“Most folks do much better and are able to stabilize their mental health or other concerns once they do get housing,” Beech said. “When people are in opposition to it, we talk to them about how housing can be that foundation or hope that really builds motivation for the future and helps people think about things getting better.”

Beech acknowledged the importance of sheltering and treatment, but also labeled them as traumatizing events. Housing, she said, is the most-effective long-term solution.

Scattered site housing is another key component of Community Rebuilders’ process. This is achieved through housing formerly homeless individuals and families throughout all neighborhoods, rather than condensing them to certain areas.

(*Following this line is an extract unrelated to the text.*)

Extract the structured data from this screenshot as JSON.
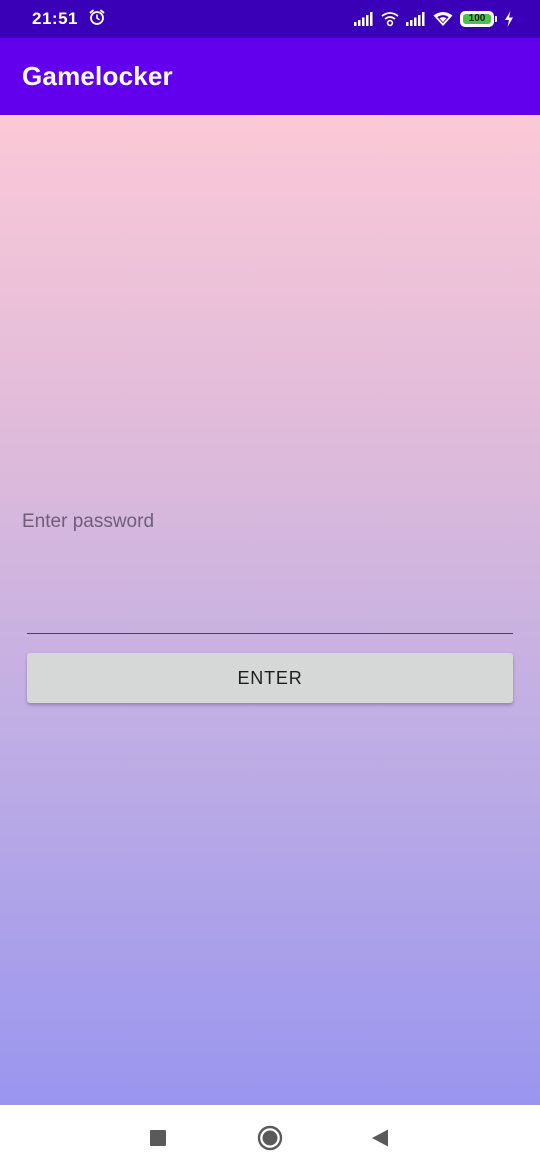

“Another provider recently said to me, ‘You know, by taking someone that is actively using drugs and alcohol and putting them in housing, you’re putting every other family at risk that lives in that housing.’ I just reminded him that there is risk everywhere,” Beech said. “Just because someone is homeless, doesn’t make him or her more likely to victimize you. It’s important to help people see that.”

Community Rebuilders monitors their clients for 12 months after leaving the program, and Beech said that 89 percent have not returned to homelessness — a sign that the process is effective.

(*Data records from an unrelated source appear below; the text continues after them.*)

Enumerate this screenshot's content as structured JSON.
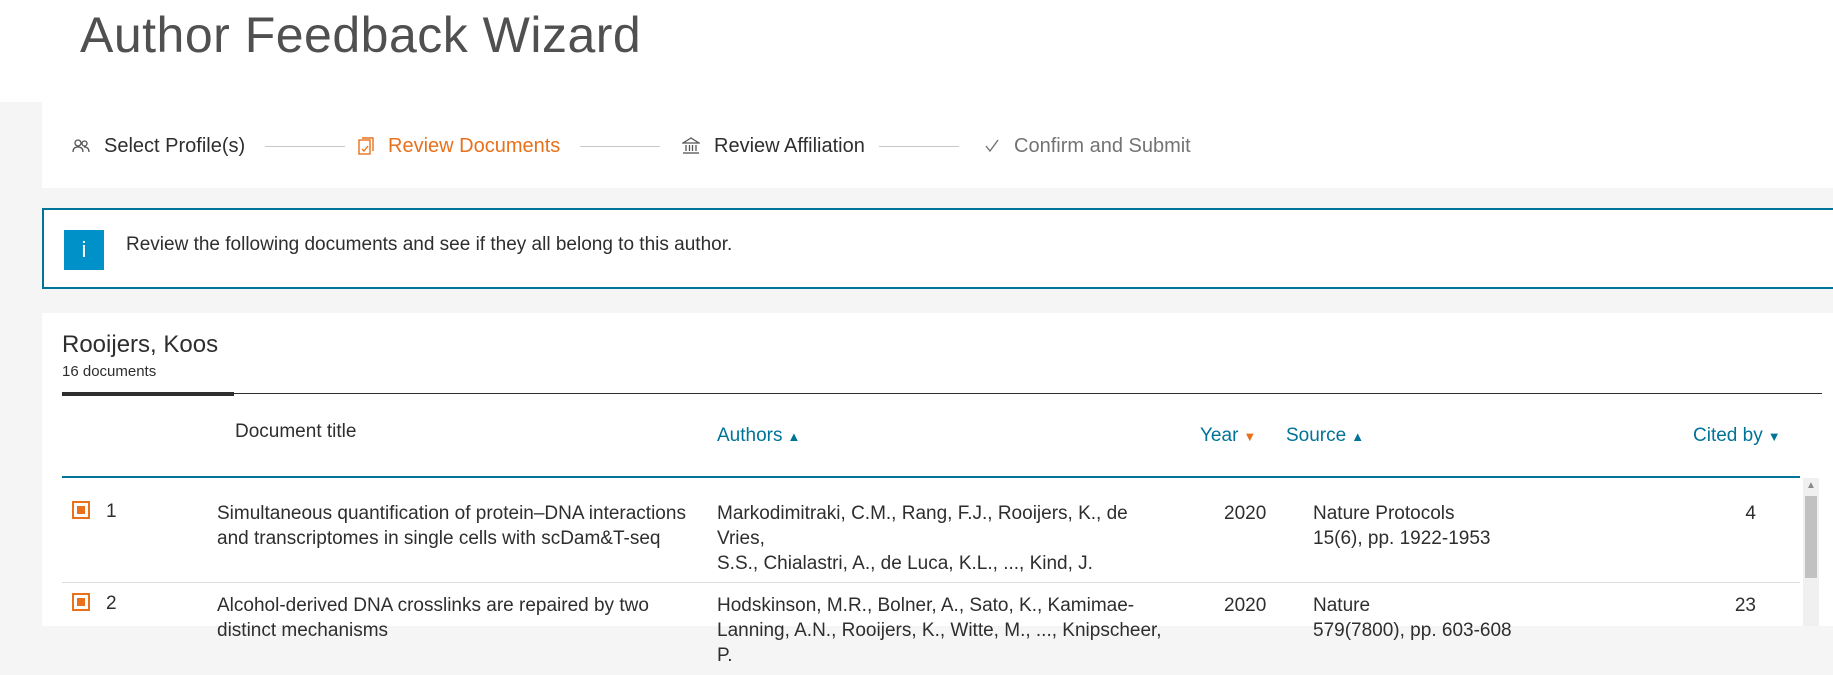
{
  "page": {
    "title": "Author Feedback Wizard"
  },
  "steps": [
    {
      "label": "Select Profile(s)",
      "icon": "people-icon",
      "state": "done"
    },
    {
      "label": "Review Documents",
      "icon": "document-icon",
      "state": "active"
    },
    {
      "label": "Review Affiliation",
      "icon": "institution-icon",
      "state": "done"
    },
    {
      "label": "Confirm and Submit",
      "icon": "checkmark-icon",
      "state": "todo"
    }
  ],
  "info": {
    "icon_letter": "i",
    "text": "Review the following documents and see if they all belong to this author."
  },
  "author": {
    "name": "Rooijers, Koos",
    "doc_count": "16 documents"
  },
  "table": {
    "headers": {
      "title": "Document title",
      "authors": "Authors",
      "year": "Year",
      "source": "Source",
      "cited": "Cited by"
    },
    "rows": [
      {
        "num": "1",
        "title_line1": "Simultaneous quantification of protein–DNA interactions",
        "title_line2": "and transcriptomes in single cells with scDam&T-seq",
        "authors_line1": "Markodimitraki, C.M., Rang, F.J., Rooijers, K., de Vries,",
        "authors_line2": "S.S., Chialastri, A., de Luca, K.L., ..., Kind, J.",
        "year": "2020",
        "source_line1": "Nature Protocols",
        "source_line2": "15(6), pp. 1922-1953",
        "cited": "4",
        "checked": true
      },
      {
        "num": "2",
        "title_line1": "Alcohol-derived DNA crosslinks are repaired by two",
        "title_line2": "distinct mechanisms",
        "authors_line1": "Hodskinson, M.R., Bolner, A., Sato, K., Kamimae-",
        "authors_line2": "Lanning, A.N., Rooijers, K., Witte, M., ..., Knipscheer, P.",
        "year": "2020",
        "source_line1": "Nature",
        "source_line2": "579(7800), pp. 603-608",
        "cited": "23",
        "checked": true
      }
    ]
  },
  "colors": {
    "accent_orange": "#e9711c",
    "link_blue": "#007398",
    "info_blue": "#0091c9"
  }
}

Beech has worked to surround herself with a staff that has bought into those ideas and the mission. In fact, it is this singular vision that Beech said makes the organization so effective.

Earle “Win” Irwin, treasurer for Community Rebuilders and president and CEO of Walker-based Irwin Seating Co., commended Beech not only for her accomplishments, but also for installing a highly effective staff.

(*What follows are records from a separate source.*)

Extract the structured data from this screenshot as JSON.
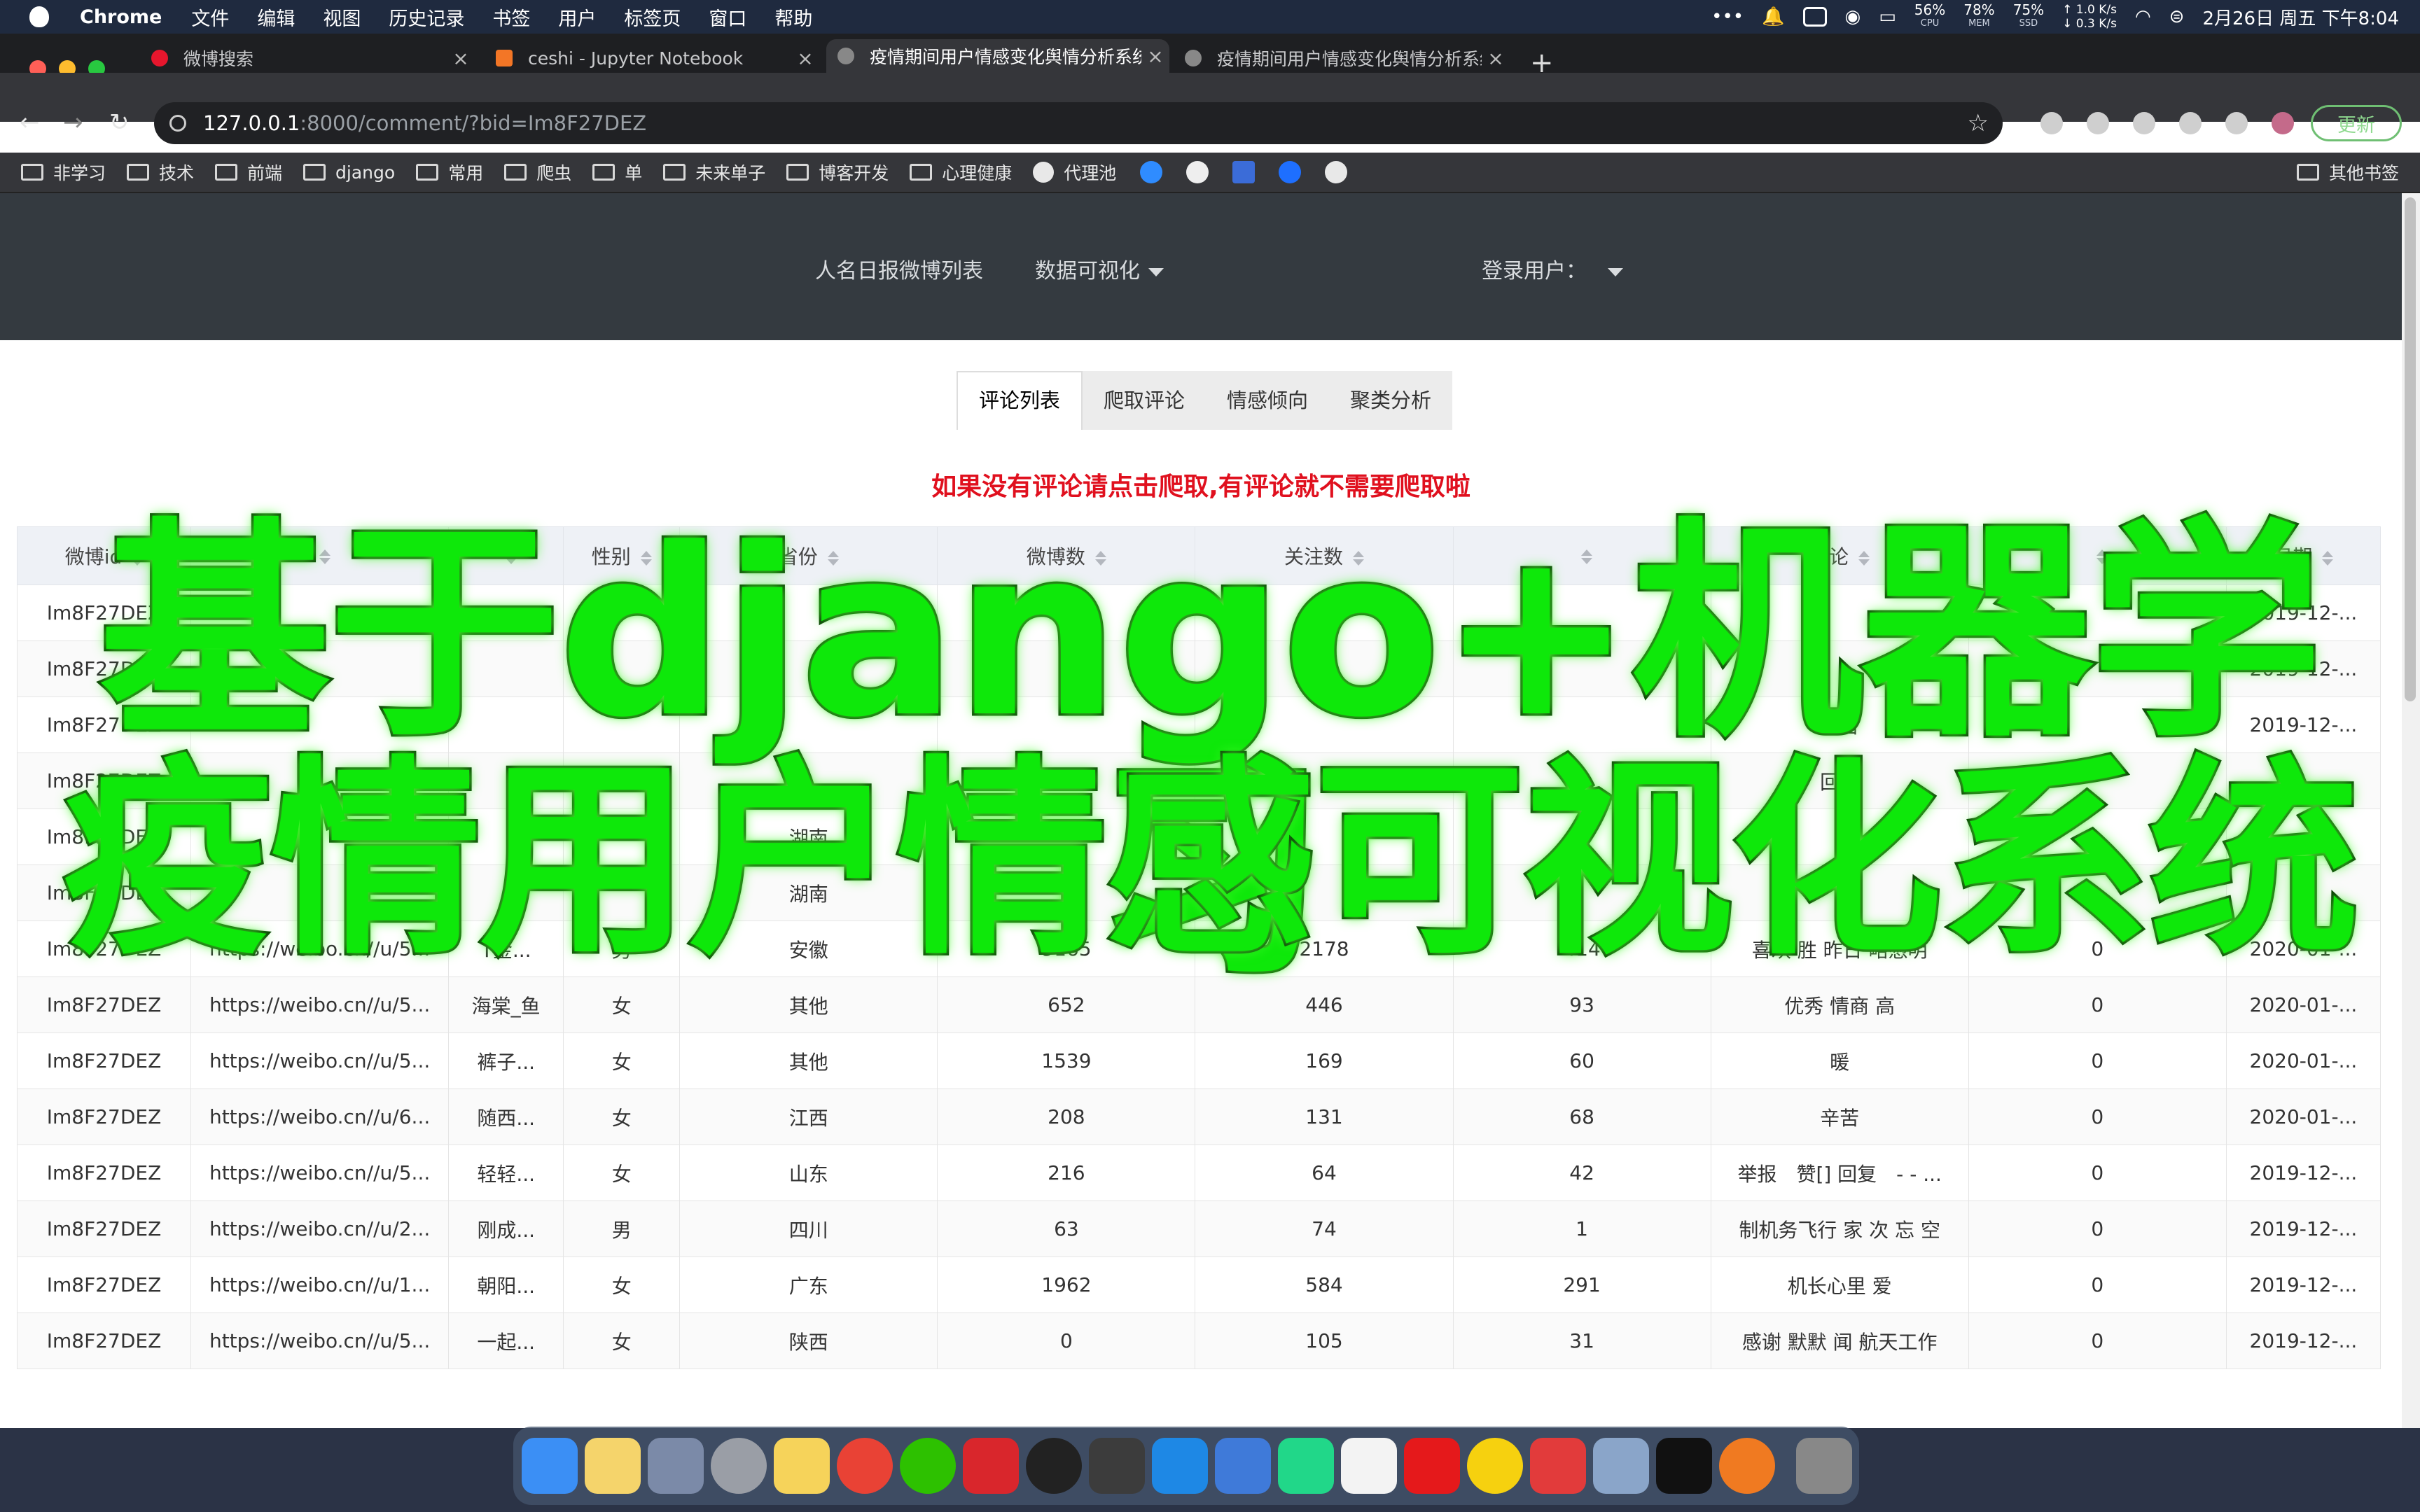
{
  "menubar": {
    "app": "Chrome",
    "items": [
      "文件",
      "编辑",
      "视图",
      "历史记录",
      "书签",
      "用户",
      "标签页",
      "窗口",
      "帮助"
    ],
    "cpu": "56%",
    "cpu_label": "CPU",
    "mem": "78%",
    "mem_label": "MEM",
    "ssd": "75%",
    "ssd_label": "SSD",
    "net_up": "↑ 1.0 K/s",
    "net_down": "↓ 0.3 K/s",
    "datetime": "2月26日 周五 下午8:04"
  },
  "tabs": [
    {
      "label": "微博搜索"
    },
    {
      "label": "ceshi - Jupyter Notebook"
    },
    {
      "label": "疫情期间用户情感变化舆情分析系统"
    },
    {
      "label": "疫情期间用户情感变化舆情分析系统"
    }
  ],
  "address": {
    "host": "127.0.0.1",
    "rest": ":8000/comment/?bid=Im8F27DEZ"
  },
  "update_label": "更新",
  "bookmarks": [
    "非学习",
    "技术",
    "前端",
    "django",
    "常用",
    "爬虫",
    "单",
    "未来单子",
    "博客开发",
    "心理健康",
    "代理池"
  ],
  "other_bookmarks": "其他书签",
  "site_nav": {
    "item1": "人名日报微博列表",
    "item2": "数据可视化",
    "user": "登录用户："
  },
  "page_tabs": [
    "评论列表",
    "爬取评论",
    "情感倾向",
    "聚类分析"
  ],
  "notice": "如果没有评论请点击爬取,有评论就不需要爬取啦",
  "table": {
    "headers": [
      "微博id",
      "",
      "",
      "性别",
      "省份",
      "微博数",
      "关注数",
      "",
      "评论",
      "",
      "日期"
    ],
    "rows": [
      [
        "Im8F27DEZ",
        "",
        "",
        "",
        "",
        "",
        "",
        "",
        "",
        "",
        "2019-12-..."
      ],
      [
        "Im8F27DEZ",
        "",
        "",
        "",
        "",
        "",
        "",
        "",
        "",
        "",
        "2019-12-..."
      ],
      [
        "Im8F27DEZ",
        "",
        "",
        "",
        "",
        "",
        "",
        "",
        "辛苦",
        "",
        "2019-12-..."
      ],
      [
        "Im8F27DEZ",
        "",
        "",
        "",
        "",
        "",
        "",
        "",
        "回复",
        "",
        ""
      ],
      [
        "Im8F27DEZ",
        "",
        "",
        "",
        "湖南",
        "",
        "",
        "",
        "",
        "",
        ""
      ],
      [
        "Im8F27DEZ",
        "",
        "",
        "",
        "湖南",
        "",
        "",
        "",
        "",
        "",
        ""
      ],
      [
        "Im8F27DEZ",
        "https://weibo.cn//u/5...",
        "T金...",
        "男",
        "安徽",
        "9165",
        "2178",
        "414",
        "喜欢 胜 昨日 略憑明",
        "0",
        "2020-01-..."
      ],
      [
        "Im8F27DEZ",
        "https://weibo.cn//u/5...",
        "海棠_鱼",
        "女",
        "其他",
        "652",
        "446",
        "93",
        "优秀 情商 高",
        "0",
        "2020-01-..."
      ],
      [
        "Im8F27DEZ",
        "https://weibo.cn//u/5...",
        "裤子...",
        "女",
        "其他",
        "1539",
        "169",
        "60",
        "暖",
        "0",
        "2020-01-..."
      ],
      [
        "Im8F27DEZ",
        "https://weibo.cn//u/6...",
        "随西...",
        "女",
        "江西",
        "208",
        "131",
        "68",
        "辛苦",
        "0",
        "2020-01-..."
      ],
      [
        "Im8F27DEZ",
        "https://weibo.cn//u/5...",
        "轻轻...",
        "女",
        "山东",
        "216",
        "64",
        "42",
        "举报　赞[] 回复　- - ...",
        "0",
        "2019-12-..."
      ],
      [
        "Im8F27DEZ",
        "https://weibo.cn//u/2...",
        "刚成...",
        "男",
        "四川",
        "63",
        "74",
        "1",
        "制机务飞行 家 次 忘 空",
        "0",
        "2019-12-..."
      ],
      [
        "Im8F27DEZ",
        "https://weibo.cn//u/1...",
        "朝阳...",
        "女",
        "广东",
        "1962",
        "584",
        "291",
        "机长心里 爱",
        "0",
        "2019-12-..."
      ],
      [
        "Im8F27DEZ",
        "https://weibo.cn//u/5...",
        "一起...",
        "女",
        "陕西",
        "0",
        "105",
        "31",
        "感谢 默默 闻 航天工作",
        "0",
        "2019-12-..."
      ]
    ]
  },
  "overlay": {
    "line1": "基于django+机器学习",
    "line2": "疫情用户情感可视化系统"
  },
  "colors": {
    "overlay_green": "#0ee80a",
    "notice_red": "#e0101e",
    "navbar": "#343a40"
  }
}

“She’s been able to get her people to have the same passion for serving,” Irwin said. “That’s a big deal. It’s one thing for the person at the top to have it, but it’s just as important to share it with the team and have them share that passion.”


Community Rebuilders also differs from other homeless service organizations in that it uses the private rental market to house its clients, relying on local landlords who are not led by incentives.

The organization also generates revenue from its new training academy program, where Community Rebuilders works with groups around the country to help them implement similar programs. For example, Beech provided training and other resources on the housing-first model to Seattle-based King County Homeless Service Providers, a program that was supported by the Bill and Melinda Gates Foundation.

In the nonprofit sector, being called a “secret” isn’t necessarily a badge of honor, but it’s not something Beech is ashamed of, either. For the first decade to 15 years, Beech said Community Rebuilders did not do any public fundraising even though people would constantly coax her to “get the word out.”

“We remained focused on outcomes,” Beech said. “We knew by sharing the outcomes, it would help us get the support we needed.”

Professional Achievement
Mission: Rebuilding hope through housing opportunities for families and individuals with support services during transitions.
Service area: Kent County
Number of employees: 34
Annual budget: $4.8 million
Best practices for management: “I’m not afraid of change and I seek out staff that is not afraid of change because we always want to be improving and changing,” Beech said. “Some folks are afraid of changing and are really risk-averse. To make things happen, you have to take a risk or bold action. I’d also say that it’s really essential to let the people you are serving drive what you are providing.”


• Beverly Wall (president), Languages International
• Earle “Win” Irwin (treasurer), Irwin Seating
• Rita Rodriguez (secretary), Grand Valley State University
• John Patrick White, Varnum
• Cynthia Swain, Blue Cross Blue Shield of Michigan
• Eric Foster, Progress Strategies

Read 12841 times Last modified on Monday, 23 November 2015 11:40
Jayson Bussa

Staff writer/Web editor

[email protected]

Breaking News

October 2018
30 1 2 3 4 5 6
7 8 9 10 11 12 13
14 15 16 17 18 19 20
21 22 23 24 25 26 27
28 29 30 31 1 2 3

Follow MiBiz